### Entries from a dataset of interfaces
════

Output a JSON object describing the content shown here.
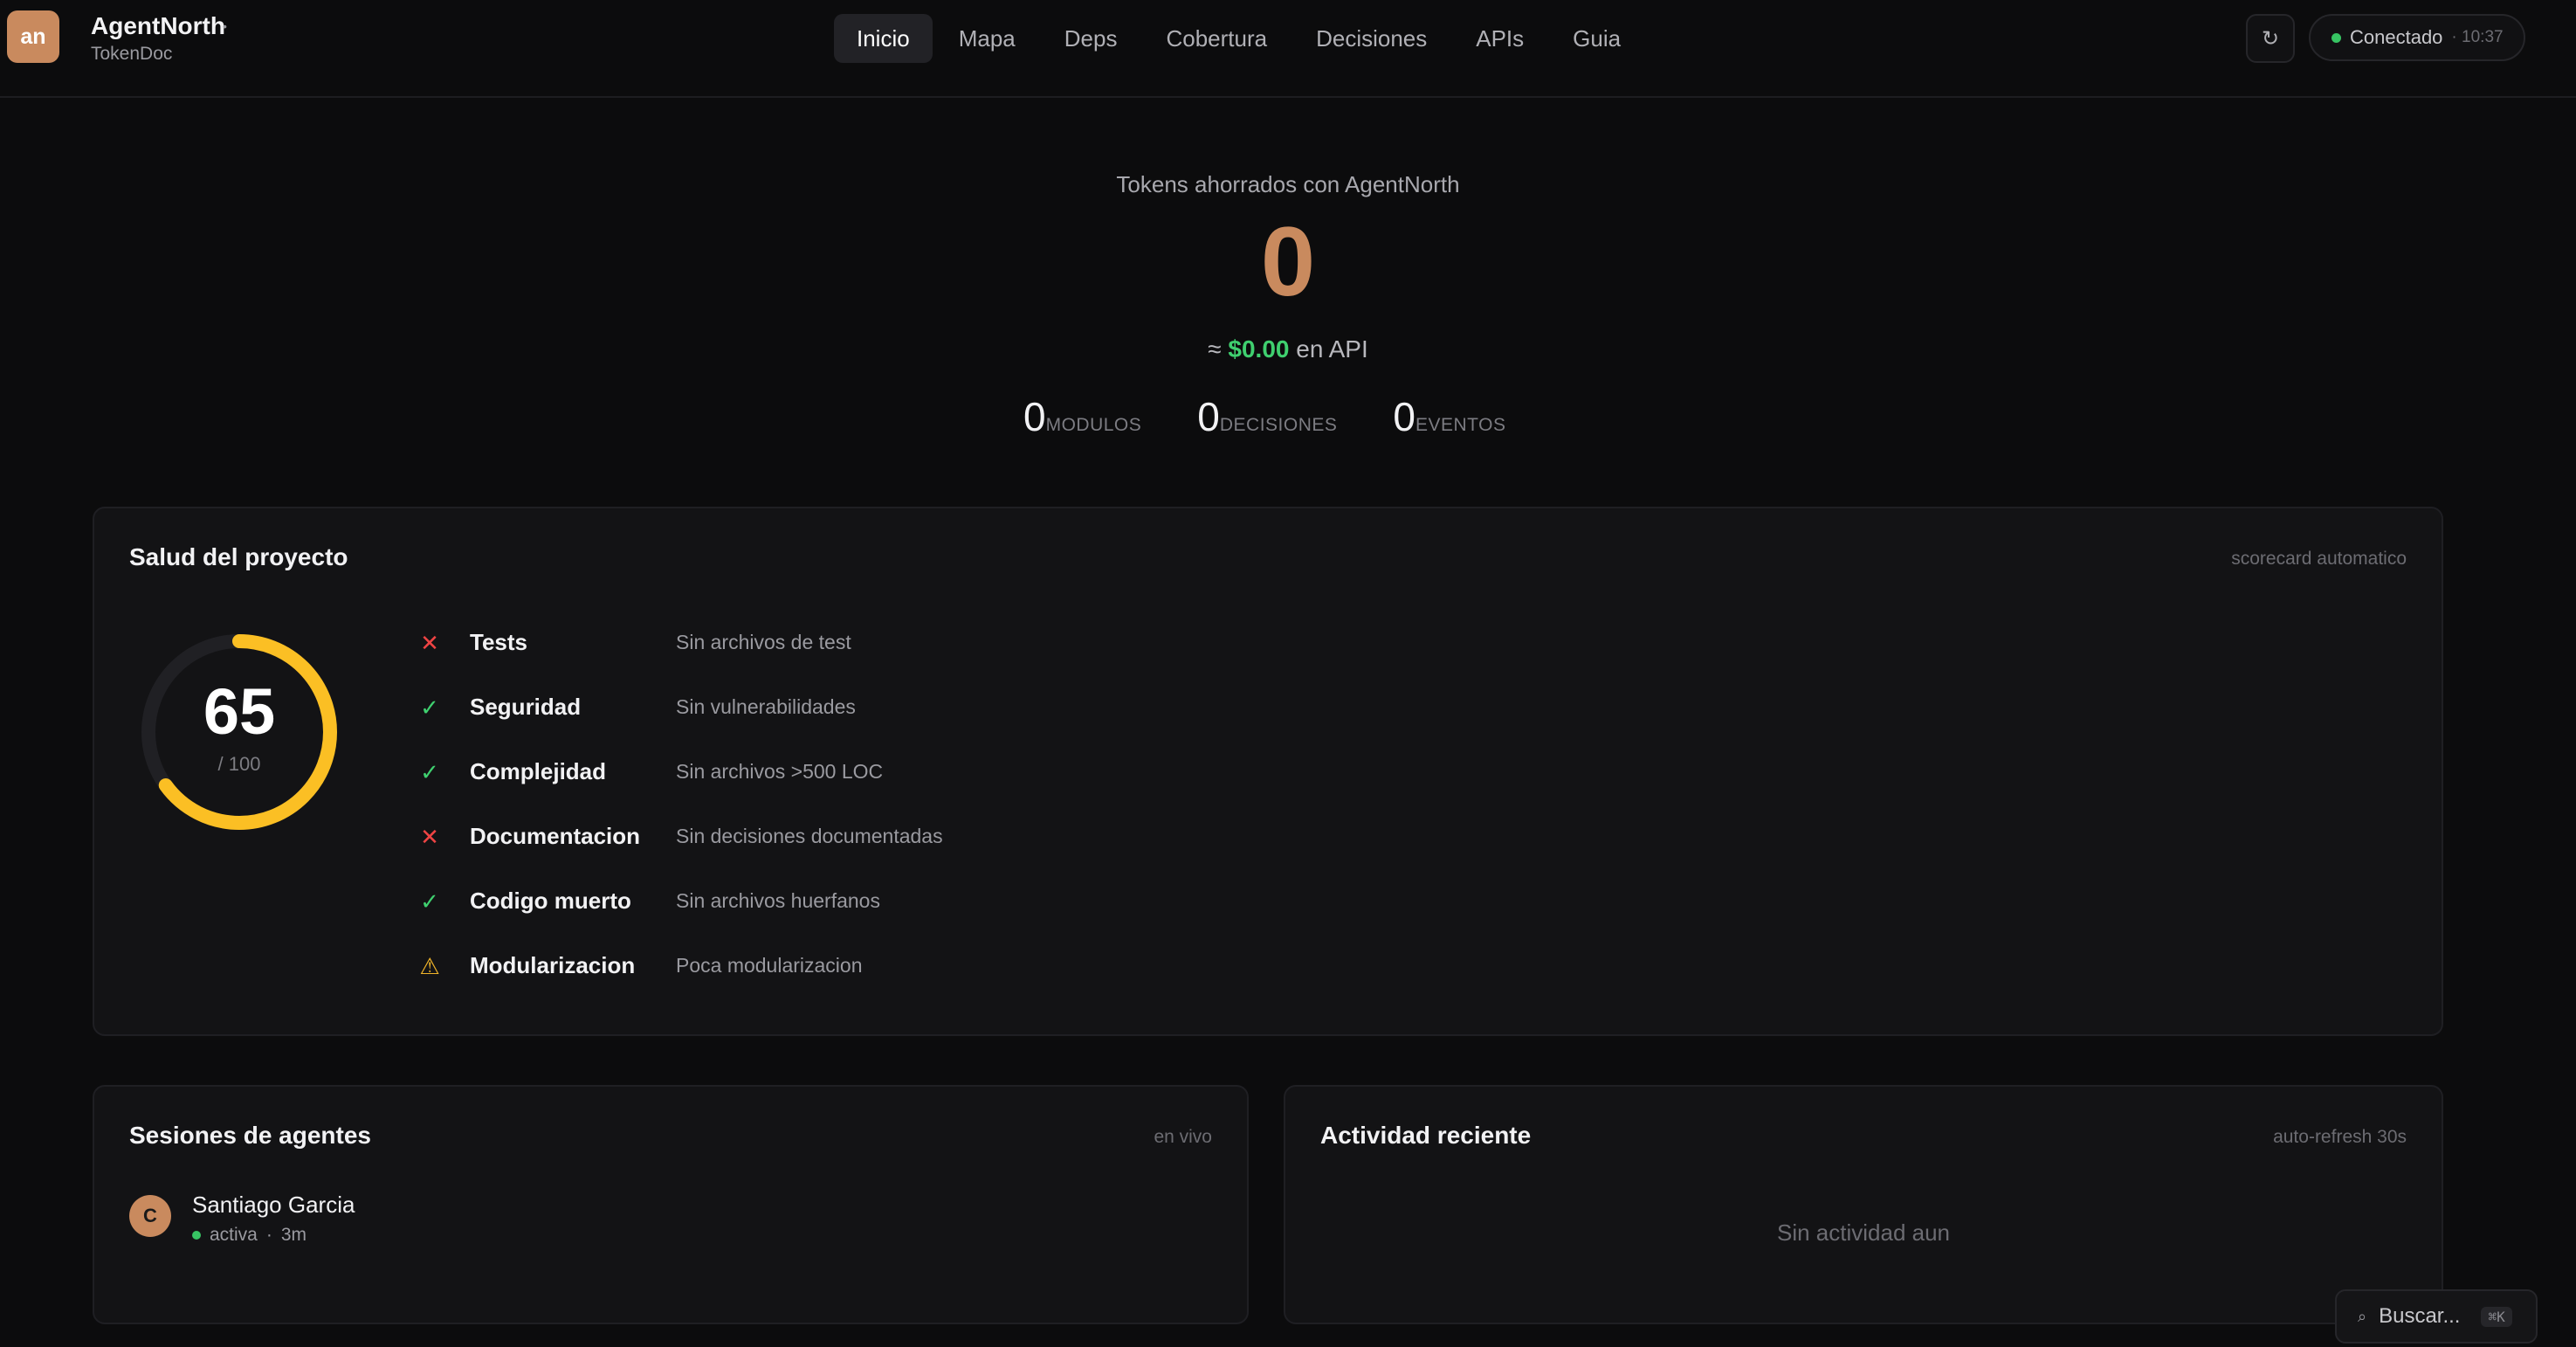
{
  "header": {
    "logo_text": "an",
    "app_name": "AgentNorth",
    "app_marker": "•",
    "project_name": "TokenDoc",
    "nav": [
      {
        "label": "Inicio",
        "active": true
      },
      {
        "label": "Mapa"
      },
      {
        "label": "Deps"
      },
      {
        "label": "Cobertura"
      },
      {
        "label": "Decisiones"
      },
      {
        "label": "APIs"
      },
      {
        "label": "Guia"
      }
    ],
    "refresh_icon": "↻",
    "status": {
      "label": "Conectado",
      "time": "· 10:37",
      "color": "#37c463"
    }
  },
  "hero": {
    "label": "Tokens ahorrados con AgentNorth",
    "value": "0",
    "cost_prefix": "≈ ",
    "cost_amount": "$0.00",
    "cost_suffix": " en API",
    "stats": [
      {
        "value": "0",
        "label": "MODULOS"
      },
      {
        "value": "0",
        "label": "DECISIONES"
      },
      {
        "value": "0",
        "label": "EVENTOS"
      }
    ]
  },
  "health": {
    "title": "Salud del proyecto",
    "meta": "scorecard automatico",
    "score": "65",
    "score_max": "/ 100",
    "score_fraction": 0.65,
    "gauge_color": "#fbbf24",
    "checks": [
      {
        "status": "fail",
        "icon": "✕",
        "name": "Tests",
        "desc": "Sin archivos de test"
      },
      {
        "status": "pass",
        "icon": "✓",
        "name": "Seguridad",
        "desc": "Sin vulnerabilidades"
      },
      {
        "status": "pass",
        "icon": "✓",
        "name": "Complejidad",
        "desc": "Sin archivos >500 LOC"
      },
      {
        "status": "fail",
        "icon": "✕",
        "name": "Documentacion",
        "desc": "Sin decisiones documentadas"
      },
      {
        "status": "pass",
        "icon": "✓",
        "name": "Codigo muerto",
        "desc": "Sin archivos huerfanos"
      },
      {
        "status": "warn",
        "icon": "⚠",
        "name": "Modularizacion",
        "desc": "Poca modularizacion"
      }
    ]
  },
  "sessions": {
    "title": "Sesiones de agentes",
    "meta": "en vivo",
    "items": [
      {
        "initial": "C",
        "name": "Santiago Garcia",
        "state": "activa",
        "sep": "·",
        "duration": "3m"
      }
    ]
  },
  "activity": {
    "title": "Actividad reciente",
    "meta": "auto-refresh 30s",
    "empty": "Sin actividad aun"
  },
  "search": {
    "icon": "⌕",
    "label": "Buscar...",
    "shortcut": "⌘K"
  }
}
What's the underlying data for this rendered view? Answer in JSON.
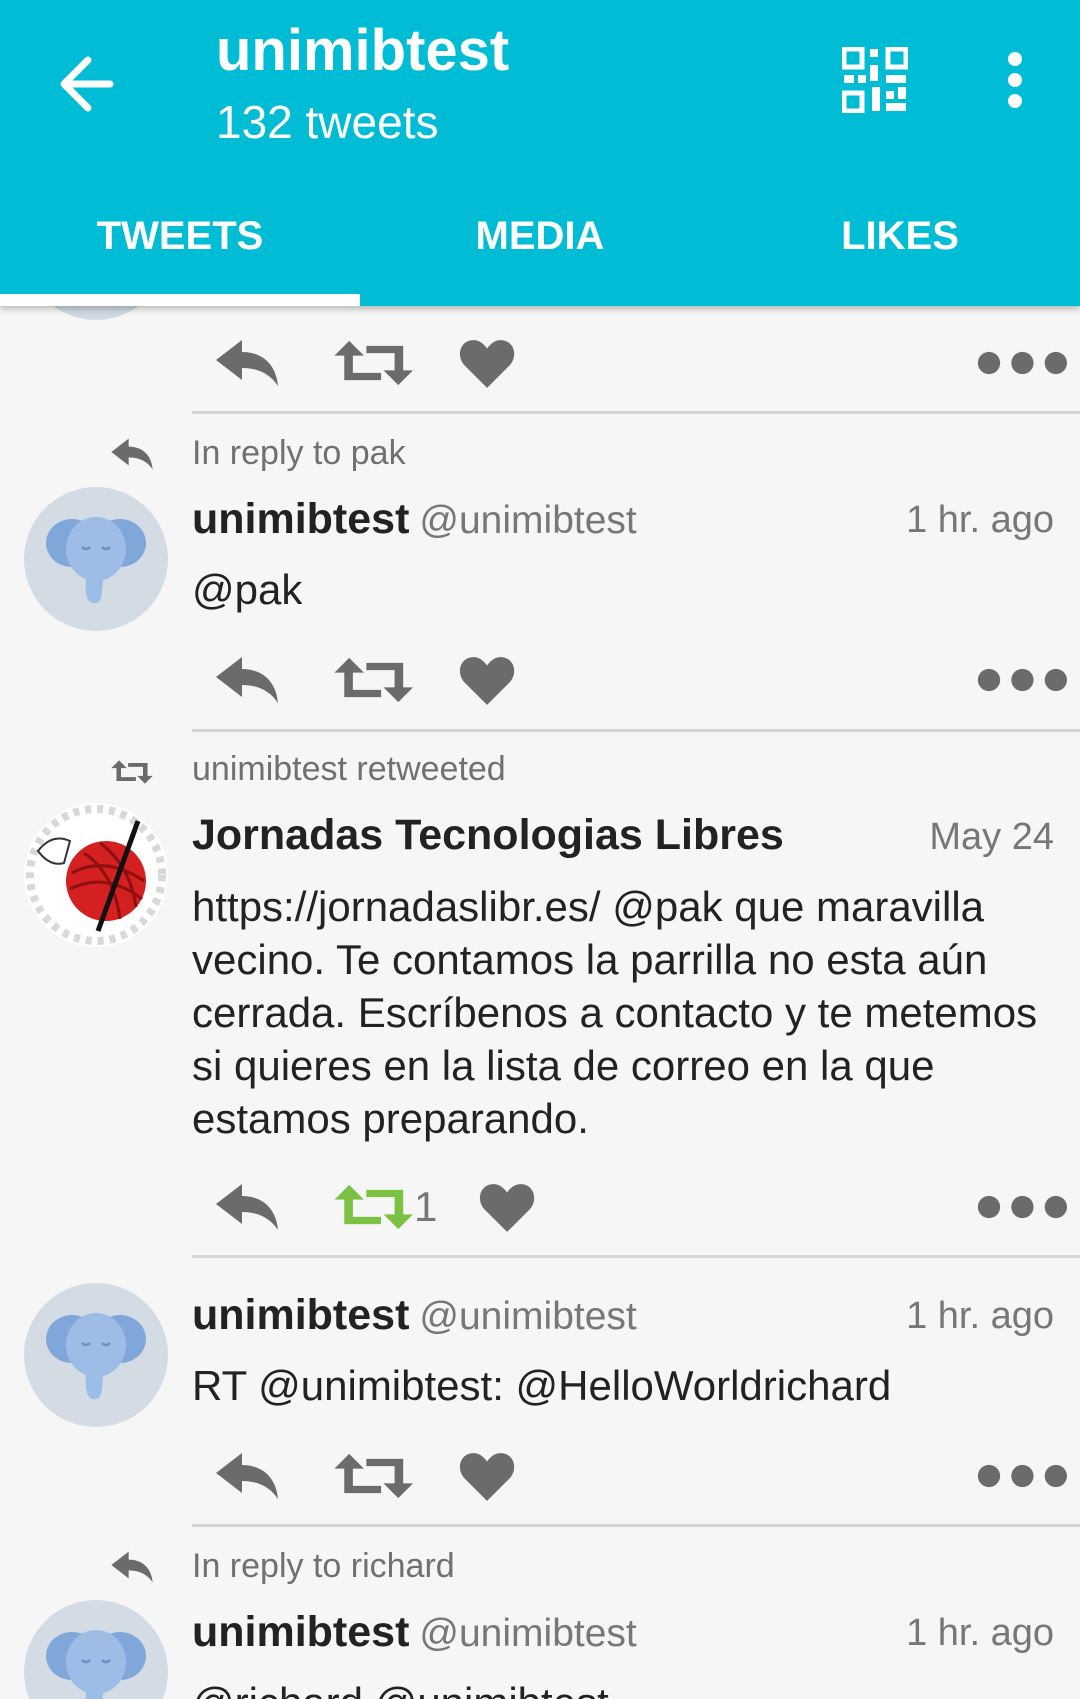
{
  "header": {
    "title": "unimibtest",
    "subtitle": "132 tweets",
    "accent_color": "#00bcd4",
    "back_icon": "arrow-left-icon",
    "qr_icon": "qr-code-icon",
    "overflow_icon": "more-vertical-icon"
  },
  "tabs": [
    {
      "label": "TWEETS",
      "active": true
    },
    {
      "label": "MEDIA",
      "active": false
    },
    {
      "label": "LIKES",
      "active": false
    }
  ],
  "feed": {
    "tweets": [
      {
        "context": "In reply to pak",
        "context_icon": "reply-icon",
        "name": "unimibtest",
        "handle": "@unimibtest",
        "time": "1 hr. ago",
        "text": "@pak",
        "avatar": "elephant-avatar"
      },
      {
        "context": "unimibtest retweeted",
        "context_icon": "retweet-icon",
        "name": "Jornadas Tecnologias Libres",
        "handle": "",
        "time": "May 24",
        "text": "https://jornadaslibr.es/ @pak que maravilla vecino. Te contamos la parrilla no esta aún cerrada. Escríbenos a contacto y te metemos si quieres en la lista de correo en la que estamos preparando.",
        "avatar": "yarn-ball-avatar",
        "retweet_count": "1",
        "retweeted": true,
        "retweet_color": "#7cc242"
      },
      {
        "name": "unimibtest",
        "handle": "@unimibtest",
        "time": "1 hr. ago",
        "text": "RT @unimibtest: @HelloWorldrichard",
        "avatar": "elephant-avatar"
      },
      {
        "context": "In reply to richard",
        "context_icon": "reply-icon",
        "name": "unimibtest",
        "handle": "@unimibtest",
        "time": "1 hr. ago",
        "text": "@richard @unimibtest",
        "avatar": "elephant-avatar"
      }
    ]
  }
}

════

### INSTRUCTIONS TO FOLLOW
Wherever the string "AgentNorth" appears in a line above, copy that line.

### TASK ANSWER
    "app_name": "AgentNorth",
    "label": "Tokens ahorrados con AgentNorth",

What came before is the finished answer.